● Data to process
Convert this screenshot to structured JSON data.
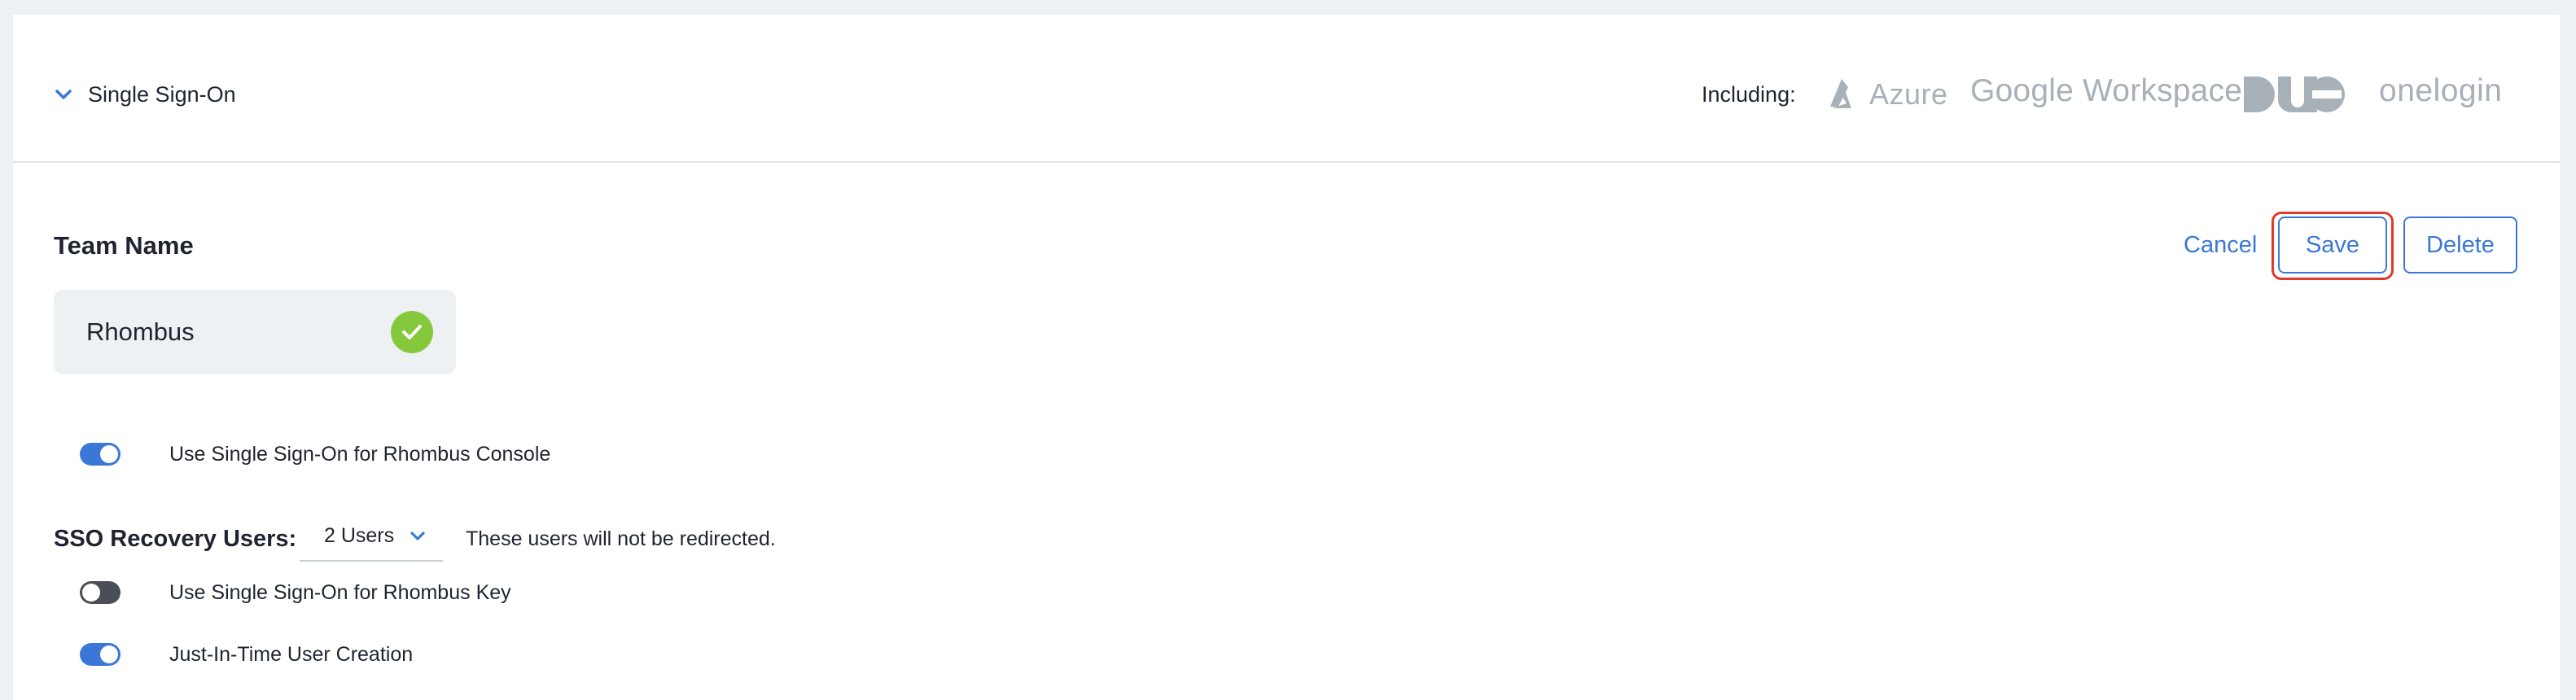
{
  "header": {
    "title": "Single Sign-On",
    "including_label": "Including:",
    "logos": {
      "azure": "Azure",
      "google": "Google Workspace",
      "duo": "DUO",
      "onelogin": "onelogin"
    }
  },
  "team": {
    "label": "Team Name",
    "value": "Rhombus"
  },
  "actions": {
    "cancel": "Cancel",
    "save": "Save",
    "delete": "Delete"
  },
  "settings": {
    "console_sso": {
      "label": "Use Single Sign-On for Rhombus Console",
      "enabled": true
    },
    "key_sso": {
      "label": "Use Single Sign-On for Rhombus Key",
      "enabled": false
    },
    "jit": {
      "label": "Just-In-Time User Creation",
      "enabled": true
    }
  },
  "recovery": {
    "label": "SSO Recovery Users:",
    "selected": "2 Users",
    "note": "These users will not be redirected."
  },
  "colors": {
    "accent": "#3a77d6",
    "success": "#86c83c",
    "highlight": "#e03a2e",
    "logo_gray": "#a8b0b8"
  }
}
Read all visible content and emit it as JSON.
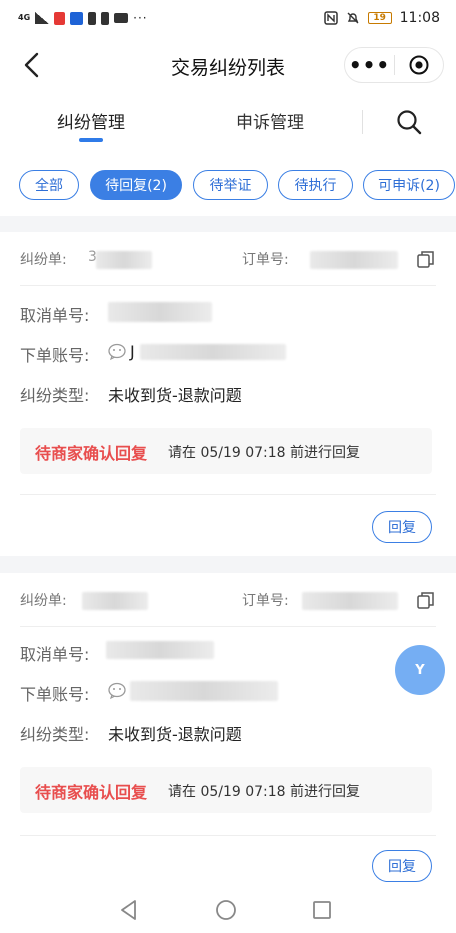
{
  "status_bar": {
    "network": "4G",
    "battery": "19",
    "time": "11:08",
    "dots": "···"
  },
  "nav": {
    "title": "交易纠纷列表",
    "more": "•••"
  },
  "tabs": [
    {
      "label": "纠纷管理",
      "active": true
    },
    {
      "label": "申诉管理",
      "active": false
    }
  ],
  "filters": [
    {
      "label": "全部",
      "active": false
    },
    {
      "label": "待回复(2)",
      "active": true
    },
    {
      "label": "待举证",
      "active": false
    },
    {
      "label": "待执行",
      "active": false
    },
    {
      "label": "可申诉(2)",
      "active": false
    }
  ],
  "cards": [
    {
      "dispute_no_label": "纠纷单:",
      "dispute_no_prefix": "3",
      "order_no_label": "订单号:",
      "cancel_no_label": "取消单号:",
      "account_label": "下单账号:",
      "account_prefix": "J",
      "type_label": "纠纷类型:",
      "type_value": "未收到货-退款问题",
      "notice_title": "待商家确认回复",
      "notice_text": "请在 05/19 07:18 前进行回复",
      "reply_label": "回复"
    },
    {
      "dispute_no_label": "纠纷单:",
      "dispute_no_prefix": "",
      "order_no_label": "订单号:",
      "cancel_no_label": "取消单号:",
      "account_label": "下单账号:",
      "account_prefix": "",
      "type_label": "纠纷类型:",
      "type_value": "未收到货-退款问题",
      "notice_title": "待商家确认回复",
      "notice_text": "请在 05/19 07:18 前进行回复",
      "reply_label": "回复"
    }
  ],
  "float_avatar": {
    "letter": "Y"
  },
  "colors": {
    "accent": "#3b7fe4",
    "warning": "#e84e4e",
    "avatar": "#75aef3"
  }
}
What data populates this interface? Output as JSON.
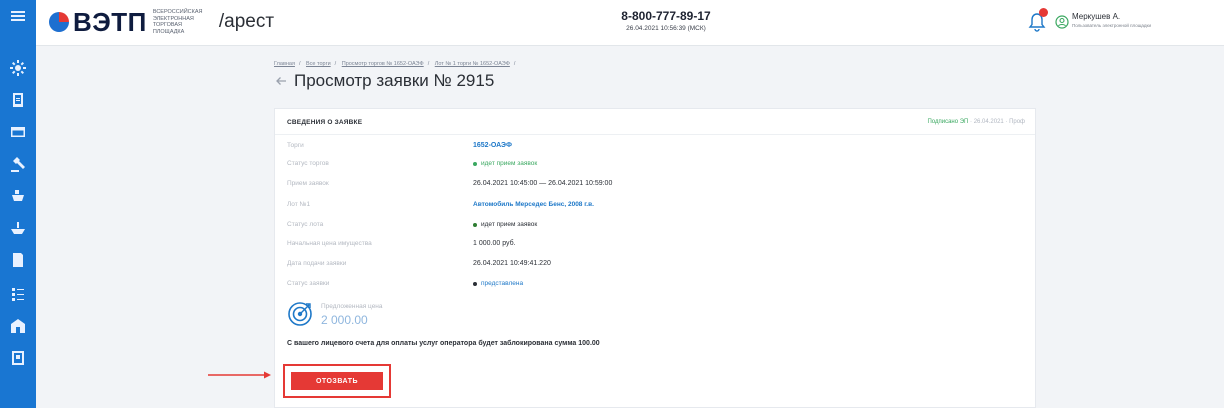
{
  "header": {
    "logo_text": "ВЭТП",
    "logo_subtitle": "Всероссийская электронная торговая площадка",
    "section": "/арест",
    "phone": "8-800-777-89-17",
    "datetime": "26.04.2021 10:56:39 (МСК)",
    "user_name": "Меркушев А.",
    "user_role": "Пользователь электронной площадки"
  },
  "breadcrumb": [
    "Главная",
    "Все торги",
    "Просмотр торгов № 1652-ОАЭФ",
    "Лот № 1 торги № 1652-ОАЭФ"
  ],
  "page_title": "Просмотр заявки № 2915",
  "card": {
    "title": "СВЕДЕНИЯ О ЗАЯВКЕ",
    "signed_label": "Подписано ЭП",
    "signed_meta": "· 26.04.2021 · Проф",
    "rows": [
      {
        "label": "Торги",
        "value": "1652-ОАЭФ"
      },
      {
        "label": "Статус торгов",
        "value": "идет прием заявок"
      },
      {
        "label": "Прием заявок",
        "value": "26.04.2021 10:45:00 — 26.04.2021 10:59:00"
      },
      {
        "label": "Лот №1",
        "value": "Автомобиль Мерседес Бенс, 2008 г.в."
      },
      {
        "label": "Статус лота",
        "value": "идет прием заявок"
      },
      {
        "label": "Начальная цена имущества",
        "value": "1 000.00 руб."
      },
      {
        "label": "Дата подачи заявки",
        "value": "26.04.2021 10:49:41.220"
      },
      {
        "label": "Статус заявки",
        "value": "представлена"
      }
    ],
    "price_label": "Предложенная цена",
    "price_value": "2 000.00",
    "notice": "С вашего лицевого счета для оплаты услуг оператора будет заблокирована сумма 100.00",
    "withdraw_label": "ОТОЗВАТЬ"
  },
  "colors": {
    "sidebar": "#1976d2",
    "link": "#1e78c8",
    "status_green": "#3aa860",
    "danger": "#e53935"
  },
  "icons": {
    "sidebar": [
      "menu-icon",
      "gear-icon",
      "tablet-icon",
      "card-icon",
      "gavel-icon",
      "ship-icon",
      "boat-icon",
      "document-icon",
      "list-icon",
      "building-icon",
      "badge-icon"
    ]
  }
}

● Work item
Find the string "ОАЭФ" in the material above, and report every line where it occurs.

● Problem solution
    "Просмотр торгов № 1652-ОАЭФ",
    "Лот № 1 торги № 1652-ОАЭФ"
        "value": "1652-ОАЭФ"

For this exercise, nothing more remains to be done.